Weather From Our Sponsors

City on path to implement curbside recycling program

SHERIDAN — The solid waste division for the city of Sheridan completed its curbside recycling evaluation and recycling opinion survey in 2012-2013 and has determined that this fiscal year may be a prime time to begin a curbside recycling program in Sheridan.
“Our intent today was to show City Council that we are probably in the best position that we’ve ever been in in order to offer curbside recycling,” Solid Waste Superintendent Charles Martineau said following Wednesday’s budget work session devoted to the solid waste division and Sheridan Recreation District.

Martineau said the solid waste division currently has the funds to pay for the needed infrastructure. The division will purchase a second bailer and remodel the recycling center to accommodate it. A small sorting center will also be added to the center since all recycled material will be “co-mingled,” or mixed together, when it arrives at the center.

The bailer will cost $120,000, and the sorting system will cost $185,000.

If the curbside recycling program is approved by Council, the city would get rid of the community drop sites, Martineau said.

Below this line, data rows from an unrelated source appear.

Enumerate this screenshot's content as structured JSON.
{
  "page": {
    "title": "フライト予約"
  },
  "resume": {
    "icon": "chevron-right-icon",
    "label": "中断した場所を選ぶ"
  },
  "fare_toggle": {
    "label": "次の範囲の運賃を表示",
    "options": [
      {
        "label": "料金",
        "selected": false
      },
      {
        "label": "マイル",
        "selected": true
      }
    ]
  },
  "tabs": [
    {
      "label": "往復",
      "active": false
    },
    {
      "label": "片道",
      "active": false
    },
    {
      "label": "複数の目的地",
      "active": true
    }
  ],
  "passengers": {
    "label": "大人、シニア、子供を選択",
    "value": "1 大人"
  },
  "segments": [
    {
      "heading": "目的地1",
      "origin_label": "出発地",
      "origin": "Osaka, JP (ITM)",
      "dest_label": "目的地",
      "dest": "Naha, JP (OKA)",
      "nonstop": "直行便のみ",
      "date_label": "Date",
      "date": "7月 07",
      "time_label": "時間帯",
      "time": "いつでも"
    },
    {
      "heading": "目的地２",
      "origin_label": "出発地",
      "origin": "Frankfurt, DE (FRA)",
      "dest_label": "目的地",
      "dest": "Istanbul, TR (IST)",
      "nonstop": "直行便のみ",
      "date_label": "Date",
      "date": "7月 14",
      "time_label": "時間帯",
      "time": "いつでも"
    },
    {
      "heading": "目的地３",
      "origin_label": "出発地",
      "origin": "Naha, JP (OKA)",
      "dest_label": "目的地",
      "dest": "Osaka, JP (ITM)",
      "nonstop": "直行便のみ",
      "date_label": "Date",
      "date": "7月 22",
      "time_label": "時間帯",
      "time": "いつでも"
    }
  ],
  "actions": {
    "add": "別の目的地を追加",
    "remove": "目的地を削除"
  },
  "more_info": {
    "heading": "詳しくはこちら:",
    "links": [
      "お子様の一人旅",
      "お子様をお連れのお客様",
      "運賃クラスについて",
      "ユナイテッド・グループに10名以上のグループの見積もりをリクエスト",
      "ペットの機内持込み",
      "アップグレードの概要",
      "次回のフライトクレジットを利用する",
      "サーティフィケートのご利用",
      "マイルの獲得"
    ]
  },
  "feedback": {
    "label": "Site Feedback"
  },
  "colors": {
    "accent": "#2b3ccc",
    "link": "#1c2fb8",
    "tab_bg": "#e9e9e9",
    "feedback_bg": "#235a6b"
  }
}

Each resident would receive a curbside recycling container similar to the wheeled garbage bins currently in use.

Utilities Manager Dan Roberts said monthly garbage rates would be increased by up to $3.50 if the curbside recycling program is implemented. Of those who participated in the recent recycling opinion survey, 88 percent said an increase of $3.50 would be acceptable.

Martineau included the curbside recycling program in his budget presentation to show Council members it was financially feasible. A future work session is planned to further discuss the recycling program. City Council must approve the curbside recycling program before renovations begin.

The landfill disposed of 28,587 tons of municipal solid waste in fiscal year 2013, which is one of the lowest figures in the last 10 years.

Martineau credits the drop to the landfill’s diversion programs that prevent scrap metal, poly pipe, concrete and asphalt, pallets and clean lumber, construction and demolition waste, and recyclable and compostable materials from being buried in the landfill.
In the last year, 21,209 tons — 42 percent of the waste received — were diverted through grinding operations, recycling and composting.

The solid waste division has proposed total expenses of $7,519,745 for fiscal year 2014, if the curbside recycling program is approved.

This is $3.28 million more than last year, but much of the expenditures would be paid for with reserve funds and increased revenue due to the recycling program. Projected revenue for the year, with the increased fees for recycling, are $7,589,510, leaving the solid waste division with nearly $70,000 to place in reserves.

About

Hannah Wiest is the government and outdoors reporter for The Sheridan Press. She has lived in Colorado and Montana but loves her sunny home state of Wyoming best. She joined The Press staff in February 2013.

  Email | Twitter


Reader Comments

Tell us what you think. The Sheridan Press offers you the chance to comment on articles on Thesheridanpress.com. We power our commenting forum with facebook comments. Please take a look at our participation guidelines before posting.






For the best in Sheridan adventures, visit the new DestinationSheridan.com Visit Now